----- EXTRACTED MATERIAL

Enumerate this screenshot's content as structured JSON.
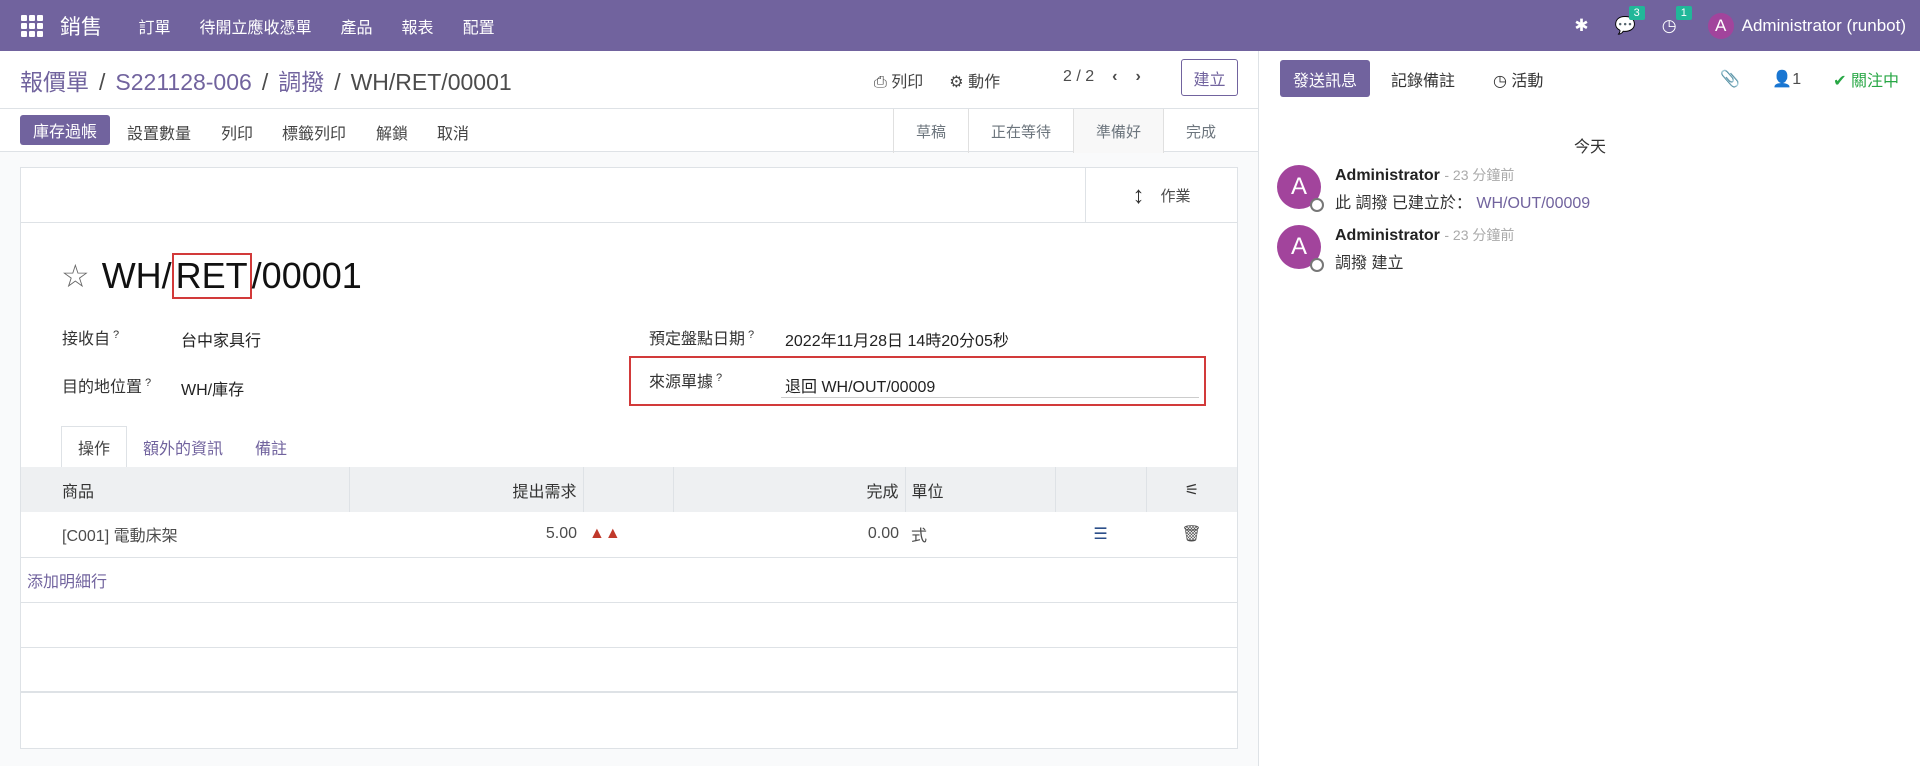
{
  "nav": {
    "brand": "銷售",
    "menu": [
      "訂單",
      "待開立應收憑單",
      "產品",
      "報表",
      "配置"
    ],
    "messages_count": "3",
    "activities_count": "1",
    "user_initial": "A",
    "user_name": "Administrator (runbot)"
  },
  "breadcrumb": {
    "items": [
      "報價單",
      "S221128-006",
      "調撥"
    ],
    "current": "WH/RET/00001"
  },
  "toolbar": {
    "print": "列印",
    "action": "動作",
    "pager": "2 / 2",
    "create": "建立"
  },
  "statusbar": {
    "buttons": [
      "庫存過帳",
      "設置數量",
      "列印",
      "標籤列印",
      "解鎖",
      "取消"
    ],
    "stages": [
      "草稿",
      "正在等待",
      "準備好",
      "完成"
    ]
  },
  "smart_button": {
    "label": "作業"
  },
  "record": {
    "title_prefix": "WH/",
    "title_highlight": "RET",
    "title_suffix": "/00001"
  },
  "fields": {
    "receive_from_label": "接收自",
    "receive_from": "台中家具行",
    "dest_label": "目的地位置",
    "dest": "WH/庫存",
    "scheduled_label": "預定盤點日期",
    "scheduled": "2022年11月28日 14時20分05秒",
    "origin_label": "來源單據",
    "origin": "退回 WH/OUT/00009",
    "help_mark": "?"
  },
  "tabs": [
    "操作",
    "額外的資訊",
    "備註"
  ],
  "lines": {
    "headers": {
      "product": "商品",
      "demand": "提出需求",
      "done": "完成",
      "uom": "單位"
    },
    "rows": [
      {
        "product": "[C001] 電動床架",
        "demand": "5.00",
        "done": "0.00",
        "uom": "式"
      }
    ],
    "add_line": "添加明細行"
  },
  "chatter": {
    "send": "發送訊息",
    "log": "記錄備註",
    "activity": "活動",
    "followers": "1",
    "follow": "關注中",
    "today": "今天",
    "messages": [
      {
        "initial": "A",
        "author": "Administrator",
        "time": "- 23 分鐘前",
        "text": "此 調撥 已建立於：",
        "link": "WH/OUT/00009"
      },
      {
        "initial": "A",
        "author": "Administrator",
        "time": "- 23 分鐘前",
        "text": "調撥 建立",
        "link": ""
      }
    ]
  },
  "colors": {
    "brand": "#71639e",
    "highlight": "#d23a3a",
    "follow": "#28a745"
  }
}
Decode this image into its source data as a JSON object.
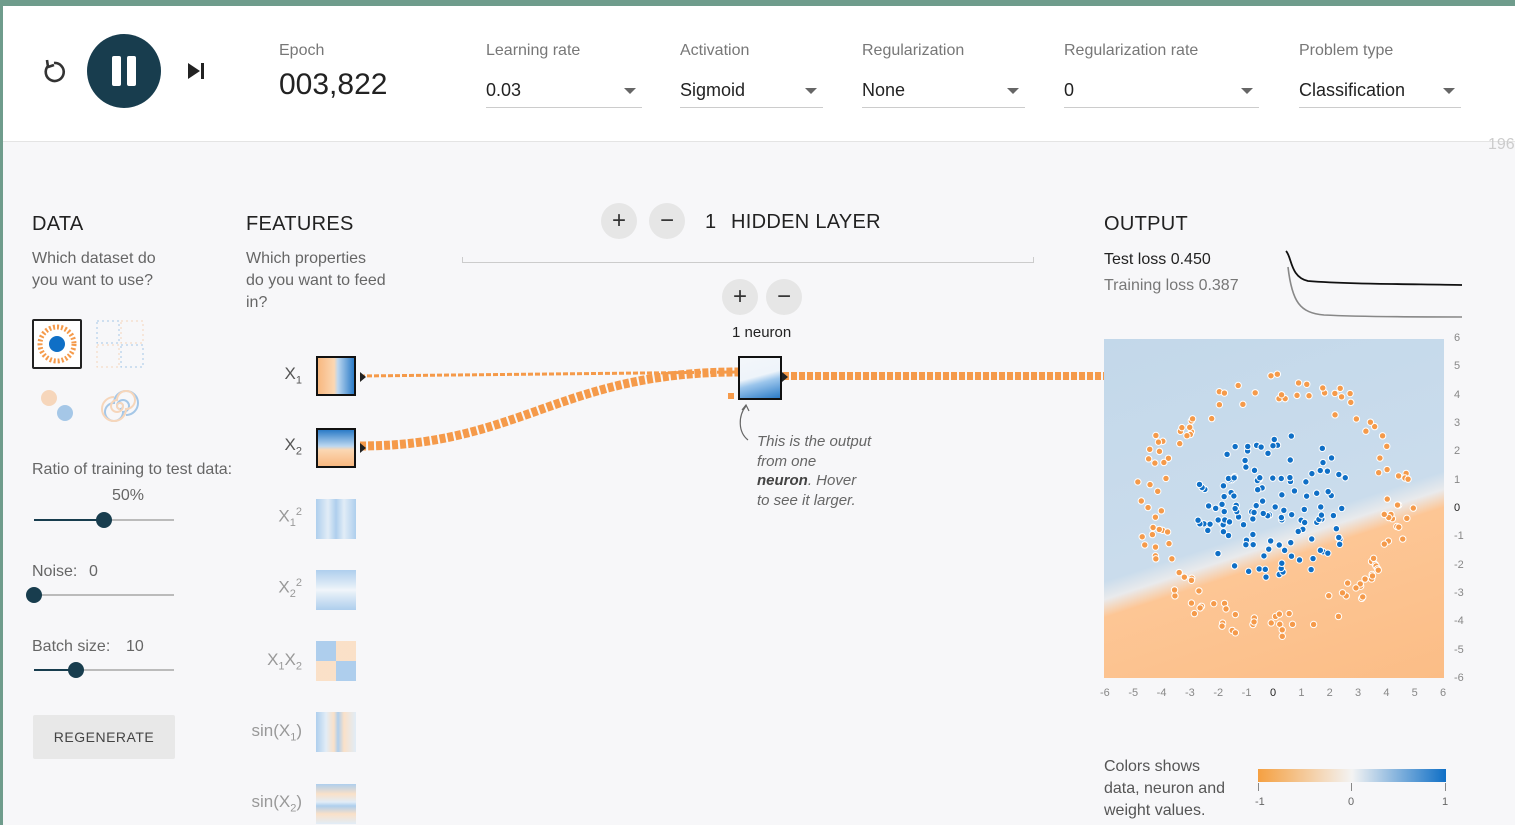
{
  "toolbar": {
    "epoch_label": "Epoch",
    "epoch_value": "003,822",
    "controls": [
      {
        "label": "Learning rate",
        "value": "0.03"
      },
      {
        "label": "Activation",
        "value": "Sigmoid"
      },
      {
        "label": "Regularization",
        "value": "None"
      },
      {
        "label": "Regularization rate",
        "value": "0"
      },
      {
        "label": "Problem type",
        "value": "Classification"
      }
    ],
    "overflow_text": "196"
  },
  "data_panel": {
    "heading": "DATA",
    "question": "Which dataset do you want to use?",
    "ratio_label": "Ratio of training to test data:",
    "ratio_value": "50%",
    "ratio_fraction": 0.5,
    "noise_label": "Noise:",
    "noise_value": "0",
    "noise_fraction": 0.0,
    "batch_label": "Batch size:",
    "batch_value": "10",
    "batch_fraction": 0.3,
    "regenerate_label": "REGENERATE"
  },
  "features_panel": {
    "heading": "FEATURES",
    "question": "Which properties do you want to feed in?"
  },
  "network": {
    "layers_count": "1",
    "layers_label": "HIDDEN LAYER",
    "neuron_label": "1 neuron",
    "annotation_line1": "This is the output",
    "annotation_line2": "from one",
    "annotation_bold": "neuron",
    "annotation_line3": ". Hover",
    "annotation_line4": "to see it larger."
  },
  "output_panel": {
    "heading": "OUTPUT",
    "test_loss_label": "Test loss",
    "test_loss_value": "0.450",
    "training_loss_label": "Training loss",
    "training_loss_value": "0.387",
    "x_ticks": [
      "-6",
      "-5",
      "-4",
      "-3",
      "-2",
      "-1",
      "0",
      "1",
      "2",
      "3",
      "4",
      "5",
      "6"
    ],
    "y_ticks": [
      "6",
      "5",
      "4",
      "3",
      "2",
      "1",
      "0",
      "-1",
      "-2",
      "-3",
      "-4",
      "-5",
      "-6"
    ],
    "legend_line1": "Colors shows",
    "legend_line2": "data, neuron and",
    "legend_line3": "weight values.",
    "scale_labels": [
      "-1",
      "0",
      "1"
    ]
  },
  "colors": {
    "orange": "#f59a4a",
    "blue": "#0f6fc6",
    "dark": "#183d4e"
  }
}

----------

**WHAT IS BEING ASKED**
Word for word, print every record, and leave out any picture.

**EXERCISE SOLUTION**
Enumerate this screenshot's content as structured JSON.
{
  "nav": {
    "brand": "銷售",
    "menu": [
      "訂單",
      "待開立應收憑單",
      "產品",
      "報表",
      "配置"
    ],
    "messages_count": "3",
    "activities_count": "1",
    "user_initial": "A",
    "user_name": "Administrator (runbot)"
  },
  "breadcrumb": {
    "items": [
      "報價單",
      "S221128-006",
      "調撥"
    ],
    "current": "WH/RET/00001"
  },
  "toolbar": {
    "print": "列印",
    "action": "動作",
    "pager": "2 / 2",
    "create": "建立"
  },
  "statusbar": {
    "buttons": [
      "庫存過帳",
      "設置數量",
      "列印",
      "標籤列印",
      "解鎖",
      "取消"
    ],
    "stages": [
      "草稿",
      "正在等待",
      "準備好",
      "完成"
    ]
  },
  "smart_button": {
    "label": "作業"
  },
  "record": {
    "title_prefix": "WH/",
    "title_highlight": "RET",
    "title_suffix": "/00001"
  },
  "fields": {
    "receive_from_label": "接收自",
    "receive_from": "台中家具行",
    "dest_label": "目的地位置",
    "dest": "WH/庫存",
    "scheduled_label": "預定盤點日期",
    "scheduled": "2022年11月28日 14時20分05秒",
    "origin_label": "來源單據",
    "origin": "退回 WH/OUT/00009",
    "help_mark": "?"
  },
  "tabs": [
    "操作",
    "額外的資訊",
    "備註"
  ],
  "lines": {
    "headers": {
      "product": "商品",
      "demand": "提出需求",
      "done": "完成",
      "uom": "單位"
    },
    "rows": [
      {
        "product": "[C001] 電動床架",
        "demand": "5.00",
        "done": "0.00",
        "uom": "式"
      }
    ],
    "add_line": "添加明細行"
  },
  "chatter": {
    "send": "發送訊息",
    "log": "記錄備註",
    "activity": "活動",
    "followers": "1",
    "follow": "關注中",
    "today": "今天",
    "messages": [
      {
        "initial": "A",
        "author": "Administrator",
        "time": "- 23 分鐘前",
        "text": "此 調撥 已建立於：",
        "link": "WH/OUT/00009"
      },
      {
        "initial": "A",
        "author": "Administrator",
        "time": "- 23 分鐘前",
        "text": "調撥 建立",
        "link": ""
      }
    ]
  },
  "colors": {
    "brand": "#71639e",
    "highlight": "#d23a3a",
    "follow": "#28a745"
  }
}
Decode this image into its source data as a JSON object.
{
  "toolbar": {
    "epoch_label": "Epoch",
    "epoch_value": "003,822",
    "controls": [
      {
        "label": "Learning rate",
        "value": "0.03"
      },
      {
        "label": "Activation",
        "value": "Sigmoid"
      },
      {
        "label": "Regularization",
        "value": "None"
      },
      {
        "label": "Regularization rate",
        "value": "0"
      },
      {
        "label": "Problem type",
        "value": "Classification"
      }
    ],
    "overflow_text": "196"
  },
  "data_panel": {
    "heading": "DATA",
    "question": "Which dataset do you want to use?",
    "ratio_label": "Ratio of training to test data:",
    "ratio_value": "50%",
    "ratio_fraction": 0.5,
    "noise_label": "Noise:",
    "noise_value": "0",
    "noise_fraction": 0.0,
    "batch_label": "Batch size:",
    "batch_value": "10",
    "batch_fraction": 0.3,
    "regenerate_label": "REGENERATE"
  },
  "features_panel": {
    "heading": "FEATURES",
    "question": "Which properties do you want to feed in?"
  },
  "network": {
    "layers_count": "1",
    "layers_label": "HIDDEN LAYER",
    "neuron_label": "1 neuron",
    "annotation_line1": "This is the output",
    "annotation_line2": "from one",
    "annotation_bold": "neuron",
    "annotation_line3": ". Hover",
    "annotation_line4": "to see it larger."
  },
  "output_panel": {
    "heading": "OUTPUT",
    "test_loss_label": "Test loss",
    "test_loss_value": "0.450",
    "training_loss_label": "Training loss",
    "training_loss_value": "0.387",
    "x_ticks": [
      "-6",
      "-5",
      "-4",
      "-3",
      "-2",
      "-1",
      "0",
      "1",
      "2",
      "3",
      "4",
      "5",
      "6"
    ],
    "y_ticks": [
      "6",
      "5",
      "4",
      "3",
      "2",
      "1",
      "0",
      "-1",
      "-2",
      "-3",
      "-4",
      "-5",
      "-6"
    ],
    "legend_line1": "Colors shows",
    "legend_line2": "data, neuron and",
    "legend_line3": "weight values.",
    "scale_labels": [
      "-1",
      "0",
      "1"
    ]
  },
  "colors": {
    "orange": "#f59a4a",
    "blue": "#0f6fc6",
    "dark": "#183d4e"
  }
}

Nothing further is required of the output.